Your assignment:
The finished copy should hold every entry exactly as given, and no pictures.

Data excerpts START

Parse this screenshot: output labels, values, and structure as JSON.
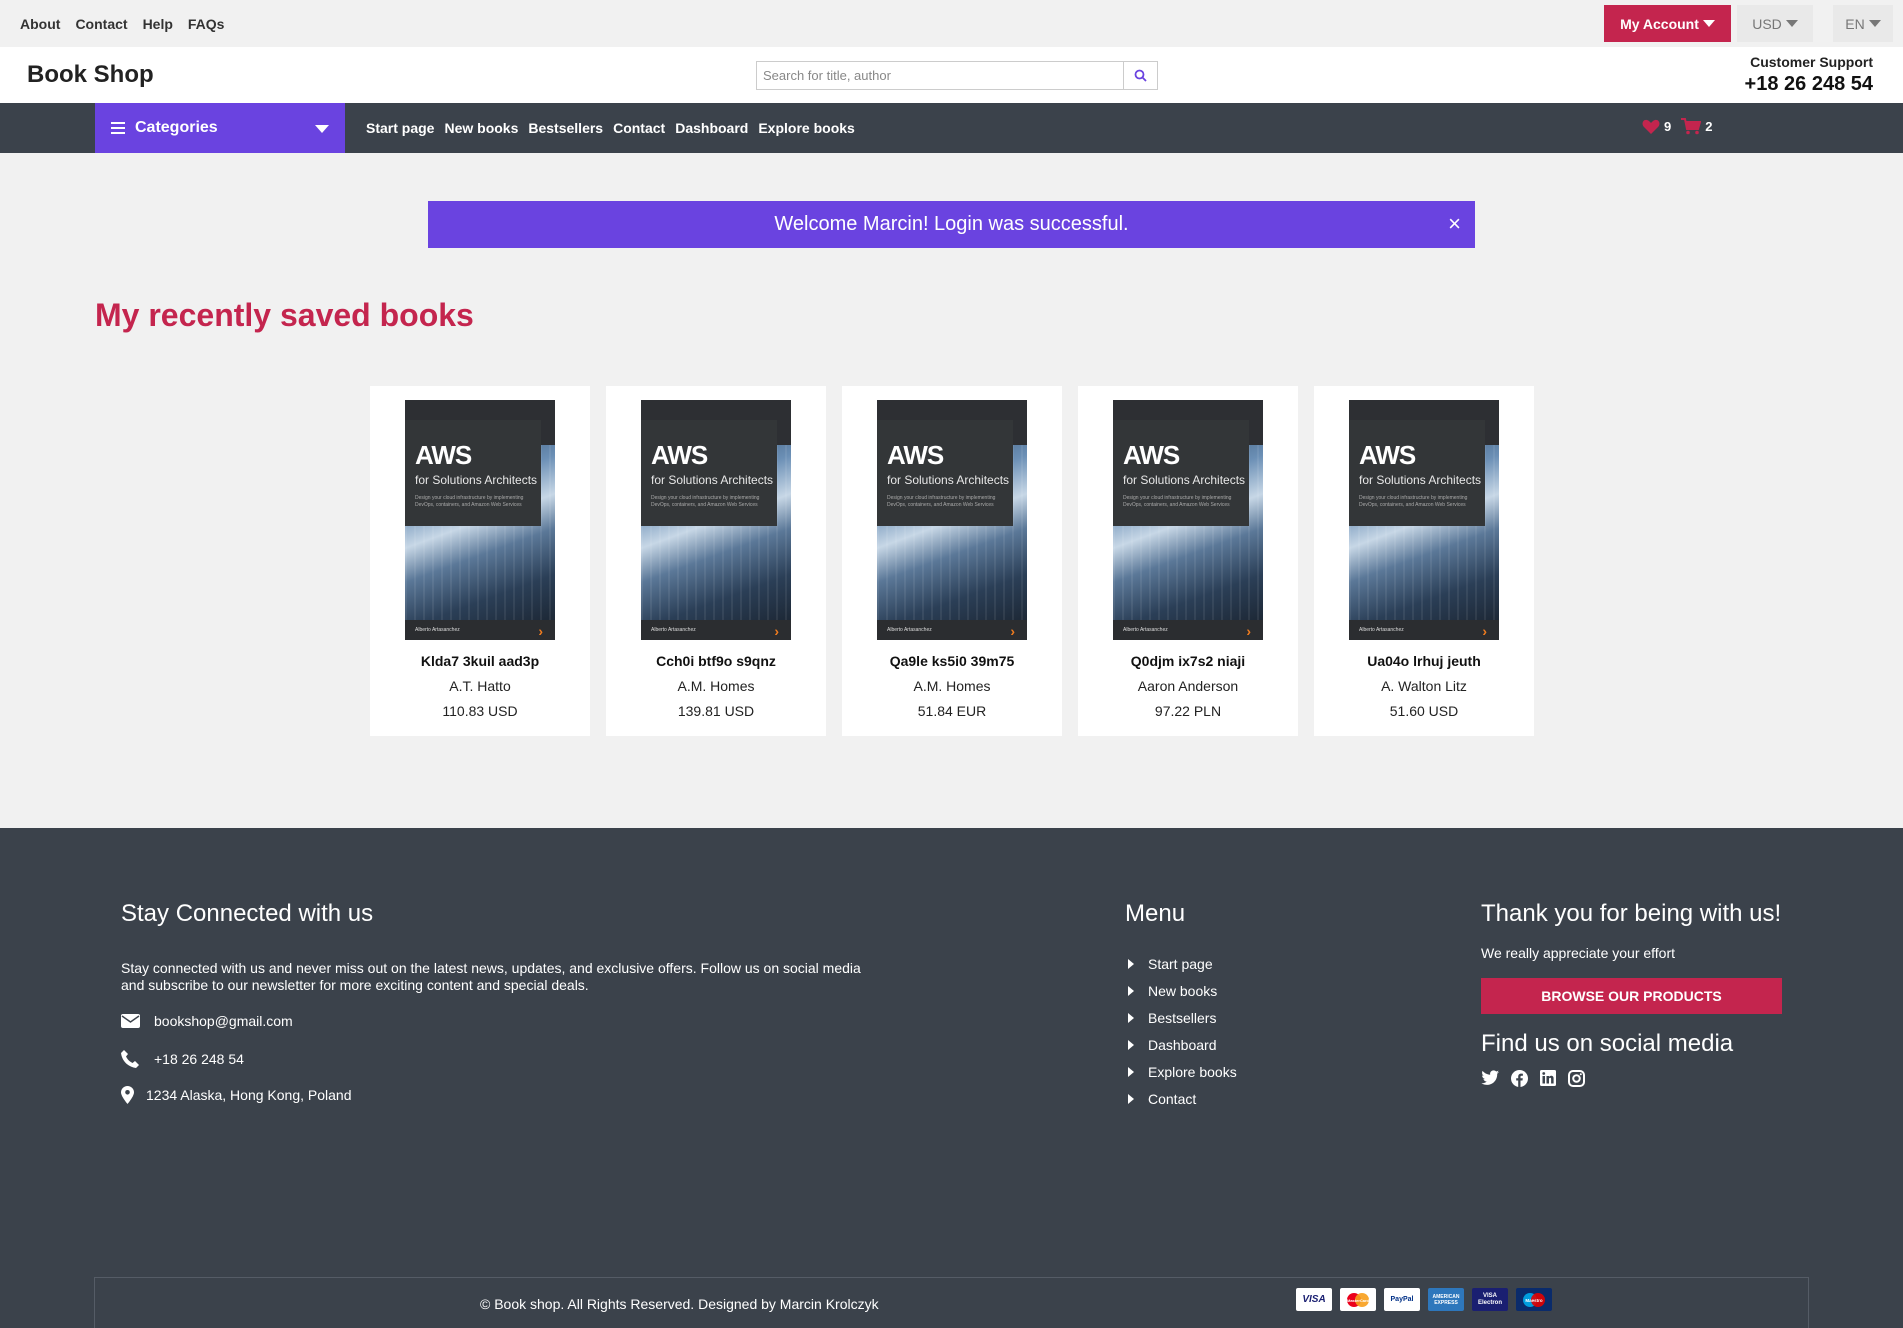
{
  "topbar": {
    "links": [
      "About",
      "Contact",
      "Help",
      "FAQs"
    ],
    "account_label": "My Account",
    "currency": "USD",
    "language": "EN"
  },
  "header": {
    "logo": "Book Shop",
    "search_placeholder": "Search for title, author",
    "support_label": "Customer Support",
    "support_phone": "+18 26 248 54"
  },
  "nav": {
    "categories_label": "Categories",
    "links": [
      "Start page",
      "New books",
      "Bestsellers",
      "Contact",
      "Dashboard",
      "Explore books"
    ],
    "wishlist_count": "9",
    "cart_count": "2"
  },
  "alert": {
    "message": "Welcome Marcin! Login was successful.",
    "close": "×"
  },
  "main": {
    "section_title": "My recently saved books",
    "books": [
      {
        "title": "Klda7 3kuil aad3p",
        "author": "A.T. Hatto",
        "price": "110.83 USD"
      },
      {
        "title": "Cch0i btf9o s9qnz",
        "author": "A.M. Homes",
        "price": "139.81 USD"
      },
      {
        "title": "Qa9le ks5i0 39m75",
        "author": "A.M. Homes",
        "price": "51.84 EUR"
      },
      {
        "title": "Q0djm ix7s2 niaji",
        "author": "Aaron Anderson",
        "price": "97.22 PLN"
      },
      {
        "title": "Ua04o lrhuj jeuth",
        "author": "A. Walton Litz",
        "price": "51.60 USD"
      }
    ],
    "cover": {
      "title": "AWS",
      "subtitle": "for Solutions Architects",
      "blurb": "Design your cloud infrastructure by implementing DevOps, containers, and Amazon Web Services",
      "author": "Alberto Artasanchez",
      "mark": "›"
    }
  },
  "footer": {
    "stay_title": "Stay Connected with us",
    "stay_text": "Stay connected with us and never miss out on the latest news, updates, and exclusive offers. Follow us on social media and subscribe to our newsletter for more exciting content and special deals.",
    "email": "bookshop@gmail.com",
    "phone": "+18 26 248 54",
    "address": "1234 Alaska, Hong Kong, Poland",
    "menu_title": "Menu",
    "menu_items": [
      "Start page",
      "New books",
      "Bestsellers",
      "Dashboard",
      "Explore books",
      "Contact"
    ],
    "thanks_title": "Thank you for being with us!",
    "thanks_text": "We really appreciate your effort",
    "browse_label": "BROWSE OUR PRODUCTS",
    "social_title": "Find us on social media",
    "social_icons": [
      "twitter-icon",
      "facebook-icon",
      "linkedin-icon",
      "instagram-icon"
    ],
    "copyright": "© Book shop. All Rights Reserved. Designed by Marcin Krolczyk",
    "payment_labels": [
      "VISA",
      "MasterCard",
      "PayPal",
      "AMERICAN EXPRESS",
      "VISA Electron",
      "Maestro"
    ]
  },
  "colors": {
    "accent": "#c4254e",
    "purple": "#6a43e0",
    "dark": "#3b424b"
  }
}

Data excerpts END

Response box:
Parse this screenshot: output labels, values, and structure as JSON.
{
  "topbar": {
    "links": [
      "About",
      "Contact",
      "Help",
      "FAQs"
    ],
    "account_label": "My Account",
    "currency": "USD",
    "language": "EN"
  },
  "header": {
    "logo": "Book Shop",
    "search_placeholder": "Search for title, author",
    "support_label": "Customer Support",
    "support_phone": "+18 26 248 54"
  },
  "nav": {
    "categories_label": "Categories",
    "links": [
      "Start page",
      "New books",
      "Bestsellers",
      "Contact",
      "Dashboard",
      "Explore books"
    ],
    "wishlist_count": "9",
    "cart_count": "2"
  },
  "alert": {
    "message": "Welcome Marcin! Login was successful.",
    "close": "×"
  },
  "main": {
    "section_title": "My recently saved books",
    "books": [
      {
        "title": "Klda7 3kuil aad3p",
        "author": "A.T. Hatto",
        "price": "110.83 USD"
      },
      {
        "title": "Cch0i btf9o s9qnz",
        "author": "A.M. Homes",
        "price": "139.81 USD"
      },
      {
        "title": "Qa9le ks5i0 39m75",
        "author": "A.M. Homes",
        "price": "51.84 EUR"
      },
      {
        "title": "Q0djm ix7s2 niaji",
        "author": "Aaron Anderson",
        "price": "97.22 PLN"
      },
      {
        "title": "Ua04o lrhuj jeuth",
        "author": "A. Walton Litz",
        "price": "51.60 USD"
      }
    ],
    "cover": {
      "title": "AWS",
      "subtitle": "for Solutions Architects",
      "blurb": "Design your cloud infrastructure by implementing DevOps, containers, and Amazon Web Services",
      "author": "Alberto Artasanchez",
      "mark": "›"
    }
  },
  "footer": {
    "stay_title": "Stay Connected with us",
    "stay_text": "Stay connected with us and never miss out on the latest news, updates, and exclusive offers. Follow us on social media and subscribe to our newsletter for more exciting content and special deals.",
    "email": "bookshop@gmail.com",
    "phone": "+18 26 248 54",
    "address": "1234 Alaska, Hong Kong, Poland",
    "menu_title": "Menu",
    "menu_items": [
      "Start page",
      "New books",
      "Bestsellers",
      "Dashboard",
      "Explore books",
      "Contact"
    ],
    "thanks_title": "Thank you for being with us!",
    "thanks_text": "We really appreciate your effort",
    "browse_label": "BROWSE OUR PRODUCTS",
    "social_title": "Find us on social media",
    "social_icons": [
      "twitter-icon",
      "facebook-icon",
      "linkedin-icon",
      "instagram-icon"
    ],
    "copyright": "© Book shop. All Rights Reserved. Designed by Marcin Krolczyk",
    "payment_labels": [
      "VISA",
      "MasterCard",
      "PayPal",
      "AMERICAN EXPRESS",
      "VISA Electron",
      "Maestro"
    ]
  },
  "colors": {
    "accent": "#c4254e",
    "purple": "#6a43e0",
    "dark": "#3b424b"
  }
}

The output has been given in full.